## PROMPT
Word for word, restate every line of the listing that follows.

## EXERCISE MATERIALS

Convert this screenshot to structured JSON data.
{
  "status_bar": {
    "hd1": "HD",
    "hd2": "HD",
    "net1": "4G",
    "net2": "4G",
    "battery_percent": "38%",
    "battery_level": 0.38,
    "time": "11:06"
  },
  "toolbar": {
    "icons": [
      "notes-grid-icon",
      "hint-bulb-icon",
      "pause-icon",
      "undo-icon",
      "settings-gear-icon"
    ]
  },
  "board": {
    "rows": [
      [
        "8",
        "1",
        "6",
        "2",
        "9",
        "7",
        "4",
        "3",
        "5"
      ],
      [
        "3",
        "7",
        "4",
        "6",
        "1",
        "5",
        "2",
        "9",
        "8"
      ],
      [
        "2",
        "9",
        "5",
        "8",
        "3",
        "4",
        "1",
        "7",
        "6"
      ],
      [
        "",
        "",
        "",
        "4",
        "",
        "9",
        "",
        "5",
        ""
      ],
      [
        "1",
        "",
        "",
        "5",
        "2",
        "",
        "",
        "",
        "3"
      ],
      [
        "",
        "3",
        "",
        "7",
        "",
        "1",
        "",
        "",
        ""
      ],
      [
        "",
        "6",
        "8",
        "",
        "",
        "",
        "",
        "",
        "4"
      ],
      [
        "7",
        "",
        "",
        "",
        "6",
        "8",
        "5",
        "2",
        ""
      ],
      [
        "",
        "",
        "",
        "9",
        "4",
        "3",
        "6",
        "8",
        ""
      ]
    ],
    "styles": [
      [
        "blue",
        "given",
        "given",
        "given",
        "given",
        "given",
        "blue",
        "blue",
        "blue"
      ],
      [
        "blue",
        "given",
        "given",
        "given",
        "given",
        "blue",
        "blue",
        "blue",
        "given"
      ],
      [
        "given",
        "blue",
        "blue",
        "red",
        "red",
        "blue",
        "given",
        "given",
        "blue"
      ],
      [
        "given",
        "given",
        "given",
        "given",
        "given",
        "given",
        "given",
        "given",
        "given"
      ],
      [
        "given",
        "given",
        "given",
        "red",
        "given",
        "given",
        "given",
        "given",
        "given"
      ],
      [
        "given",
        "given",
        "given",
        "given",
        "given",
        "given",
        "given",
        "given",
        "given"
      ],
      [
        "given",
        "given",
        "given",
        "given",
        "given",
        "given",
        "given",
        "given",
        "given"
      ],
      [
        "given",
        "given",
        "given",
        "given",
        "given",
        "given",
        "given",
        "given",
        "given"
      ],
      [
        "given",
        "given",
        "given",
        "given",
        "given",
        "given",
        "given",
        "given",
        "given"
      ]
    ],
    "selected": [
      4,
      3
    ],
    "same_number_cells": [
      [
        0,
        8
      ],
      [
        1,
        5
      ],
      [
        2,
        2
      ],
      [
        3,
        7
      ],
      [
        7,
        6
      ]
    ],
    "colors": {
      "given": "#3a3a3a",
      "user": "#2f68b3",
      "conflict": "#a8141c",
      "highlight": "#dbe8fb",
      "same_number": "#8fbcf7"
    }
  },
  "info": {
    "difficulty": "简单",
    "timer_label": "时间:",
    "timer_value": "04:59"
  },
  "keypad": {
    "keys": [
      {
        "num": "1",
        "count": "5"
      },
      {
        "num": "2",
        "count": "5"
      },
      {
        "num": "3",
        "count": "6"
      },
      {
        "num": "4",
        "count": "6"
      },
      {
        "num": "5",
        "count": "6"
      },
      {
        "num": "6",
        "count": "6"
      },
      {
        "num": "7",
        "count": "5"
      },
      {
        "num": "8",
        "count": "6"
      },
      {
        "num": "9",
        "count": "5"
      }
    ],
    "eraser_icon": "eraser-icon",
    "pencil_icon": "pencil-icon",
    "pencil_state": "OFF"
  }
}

## RESULT FOR THIS EXERCISE
Convert this screenshot to structured JSON data.
{
  "status_bar": {
    "hd1": "HD",
    "hd2": "HD",
    "net1": "4G",
    "net2": "4G",
    "battery_percent": "38%",
    "battery_level": 0.38,
    "time": "11:06"
  },
  "toolbar": {
    "icons": [
      "notes-grid-icon",
      "hint-bulb-icon",
      "pause-icon",
      "undo-icon",
      "settings-gear-icon"
    ]
  },
  "board": {
    "rows": [
      [
        "8",
        "1",
        "6",
        "2",
        "9",
        "7",
        "4",
        "3",
        "5"
      ],
      [
        "3",
        "7",
        "4",
        "6",
        "1",
        "5",
        "2",
        "9",
        "8"
      ],
      [
        "2",
        "9",
        "5",
        "8",
        "3",
        "4",
        "1",
        "7",
        "6"
      ],
      [
        "",
        "",
        "",
        "4",
        "",
        "9",
        "",
        "5",
        ""
      ],
      [
        "1",
        "",
        "",
        "5",
        "2",
        "",
        "",
        "",
        "3"
      ],
      [
        "",
        "3",
        "",
        "7",
        "",
        "1",
        "",
        "",
        ""
      ],
      [
        "",
        "6",
        "8",
        "",
        "",
        "",
        "",
        "",
        "4"
      ],
      [
        "7",
        "",
        "",
        "",
        "6",
        "8",
        "5",
        "2",
        ""
      ],
      [
        "",
        "",
        "",
        "9",
        "4",
        "3",
        "6",
        "8",
        ""
      ]
    ],
    "styles": [
      [
        "blue",
        "given",
        "given",
        "given",
        "given",
        "given",
        "blue",
        "blue",
        "blue"
      ],
      [
        "blue",
        "given",
        "given",
        "given",
        "given",
        "blue",
        "blue",
        "blue",
        "given"
      ],
      [
        "given",
        "blue",
        "blue",
        "red",
        "red",
        "blue",
        "given",
        "given",
        "blue"
      ],
      [
        "given",
        "given",
        "given",
        "given",
        "given",
        "given",
        "given",
        "given",
        "given"
      ],
      [
        "given",
        "given",
        "given",
        "red",
        "given",
        "given",
        "given",
        "given",
        "given"
      ],
      [
        "given",
        "given",
        "given",
        "given",
        "given",
        "given",
        "given",
        "given",
        "given"
      ],
      [
        "given",
        "given",
        "given",
        "given",
        "given",
        "given",
        "given",
        "given",
        "given"
      ],
      [
        "given",
        "given",
        "given",
        "given",
        "given",
        "given",
        "given",
        "given",
        "given"
      ],
      [
        "given",
        "given",
        "given",
        "given",
        "given",
        "given",
        "given",
        "given",
        "given"
      ]
    ],
    "selected": [
      4,
      3
    ],
    "same_number_cells": [
      [
        0,
        8
      ],
      [
        1,
        5
      ],
      [
        2,
        2
      ],
      [
        3,
        7
      ],
      [
        7,
        6
      ]
    ],
    "colors": {
      "given": "#3a3a3a",
      "user": "#2f68b3",
      "conflict": "#a8141c",
      "highlight": "#dbe8fb",
      "same_number": "#8fbcf7"
    }
  },
  "info": {
    "difficulty": "简单",
    "timer_label": "时间:",
    "timer_value": "04:59"
  },
  "keypad": {
    "keys": [
      {
        "num": "1",
        "count": "5"
      },
      {
        "num": "2",
        "count": "5"
      },
      {
        "num": "3",
        "count": "6"
      },
      {
        "num": "4",
        "count": "6"
      },
      {
        "num": "5",
        "count": "6"
      },
      {
        "num": "6",
        "count": "6"
      },
      {
        "num": "7",
        "count": "5"
      },
      {
        "num": "8",
        "count": "6"
      },
      {
        "num": "9",
        "count": "5"
      }
    ],
    "eraser_icon": "eraser-icon",
    "pencil_icon": "pencil-icon",
    "pencil_state": "OFF"
  }
}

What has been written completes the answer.